SS Derek Jeter
CF Curtis Granderson
DH Alex Rodriguez
3B Robinson Cano
1B Mark Teixeira
RF Nick Swisher
LF Raul Ibanez
3B Eric Chavez
C  Chris Stewart

RHP Freddy Garcia

Tonight’s game starts a little after 10pm ET and can be seen on YES. Enjoy if you’re awake.

David Phelps Update: Joe Girardi said that he will essentially use Phelps in the Cory Wade role, not strictly long relief. I suppose that means the middle innings between the starter and David Robertson, which will be pretty awesome if he’s willing to let him work two or three innings at a time.

Gardner will have arthroscopic surgery next week

Brett Gardner will have arthroscopic surgery to remove inflamed tissue in his right elbow next week, the Yankees announced. Team doctor Dr. Ahmad will perform the procedure and it will likely end Gardner’s season.

Gardner suffered a bone bruise and an elbow strain on a sliding catch in the team’s 11th game of the season and has since suffered three setbacks during his rehab. He made it as far as minor league games in the first two attempts. The Raul IbanezAndruw Jones platoon has been absurdly productive in left field in the meantime, but the Yankees really lack speed on offense without Gardner. Plus their defense suffered big time. Whether or not they try to plug the hole via trade remains to be seen.
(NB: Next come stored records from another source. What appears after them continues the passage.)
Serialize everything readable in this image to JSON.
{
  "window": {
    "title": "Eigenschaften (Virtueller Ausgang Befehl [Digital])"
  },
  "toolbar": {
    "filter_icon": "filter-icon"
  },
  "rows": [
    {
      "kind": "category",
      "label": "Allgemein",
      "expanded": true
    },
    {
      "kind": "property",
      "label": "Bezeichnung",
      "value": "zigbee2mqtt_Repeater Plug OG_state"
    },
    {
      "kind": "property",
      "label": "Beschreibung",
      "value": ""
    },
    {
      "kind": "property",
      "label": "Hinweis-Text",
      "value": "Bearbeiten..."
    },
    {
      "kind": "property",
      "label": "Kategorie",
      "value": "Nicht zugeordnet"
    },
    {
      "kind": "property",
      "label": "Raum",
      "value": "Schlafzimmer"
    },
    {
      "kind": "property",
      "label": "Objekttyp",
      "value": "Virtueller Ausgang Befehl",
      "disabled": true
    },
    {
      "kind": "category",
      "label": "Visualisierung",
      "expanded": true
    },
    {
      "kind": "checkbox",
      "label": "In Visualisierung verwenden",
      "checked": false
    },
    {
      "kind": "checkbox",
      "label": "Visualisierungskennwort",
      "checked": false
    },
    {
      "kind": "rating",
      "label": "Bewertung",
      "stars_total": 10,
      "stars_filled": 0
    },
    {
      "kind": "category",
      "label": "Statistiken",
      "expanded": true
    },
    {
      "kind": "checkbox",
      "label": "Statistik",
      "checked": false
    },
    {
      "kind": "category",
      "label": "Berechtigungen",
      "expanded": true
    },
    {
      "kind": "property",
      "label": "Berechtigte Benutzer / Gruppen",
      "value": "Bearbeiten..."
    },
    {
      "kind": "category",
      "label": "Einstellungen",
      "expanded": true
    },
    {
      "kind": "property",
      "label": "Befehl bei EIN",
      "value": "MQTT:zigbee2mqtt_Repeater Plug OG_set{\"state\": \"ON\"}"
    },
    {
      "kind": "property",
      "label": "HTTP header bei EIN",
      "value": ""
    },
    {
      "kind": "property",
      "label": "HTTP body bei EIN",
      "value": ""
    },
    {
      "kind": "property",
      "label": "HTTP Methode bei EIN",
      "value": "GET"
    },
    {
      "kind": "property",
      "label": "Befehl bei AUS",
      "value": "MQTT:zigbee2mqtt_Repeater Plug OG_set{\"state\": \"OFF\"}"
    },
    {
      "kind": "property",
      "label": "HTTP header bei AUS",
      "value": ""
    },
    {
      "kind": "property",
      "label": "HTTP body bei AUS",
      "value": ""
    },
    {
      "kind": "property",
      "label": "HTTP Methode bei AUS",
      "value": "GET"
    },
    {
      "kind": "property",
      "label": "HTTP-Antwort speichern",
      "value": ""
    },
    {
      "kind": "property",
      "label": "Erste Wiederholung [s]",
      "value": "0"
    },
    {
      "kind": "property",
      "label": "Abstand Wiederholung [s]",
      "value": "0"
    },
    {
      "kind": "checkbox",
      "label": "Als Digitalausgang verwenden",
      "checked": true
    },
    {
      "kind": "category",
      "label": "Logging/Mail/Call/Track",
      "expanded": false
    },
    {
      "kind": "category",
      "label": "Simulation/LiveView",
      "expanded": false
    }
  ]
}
Thursday Night Open Thread

Shouldn’t he be ringing the closing bell? (AP Photo/Richard Drew)

The good news is that the Yankees are going to get their second and final West Coast trip of the season out of the way in mid-to-late-July. In fact, after this trip the farthest they’ll have to travel the rest of the year is to Tampa. That’s pretty cool. Unfortunately that means we have to wait a few more hours for tonight’s game and stay up late to catch all nine innings. It could be worse, they could be going to Anaheim.

Here’s an open thread to hold you over until the regular game thread comes along. The only baseball game being played right now is the Red Sox and White Sox (Buchholz vs. Quintana), and you can watch that one on MLB Network. You folks all know how this works by now, so have at it.

Yanks send Darnell McDonald to Triple-A, release Nelson Figueroa

Via Donnie Collins, outfielder Darnell McDonald has cleared waivers and been assigned to Triple-A Empire State. The Yankees designated him for assignment on Tuesday to clear a roster spot for CC Sabathia. McDonald will join Chris Dickerson, Kosuke Fukudome, and Cole Garner as the only healthy outfielders on the Triple-A roster.

In other news, right-hander Nelson Figueroa was released from the Triple-A squad. The 38-year-old pitched to a 3.92 ERA (4.82 FIP) in eight starts and eight relief appearances for Empire State. A few of the older roster fillers figure to be on their way out in the coming weeks as late-season promotions are made. Figueroa was the first casualty.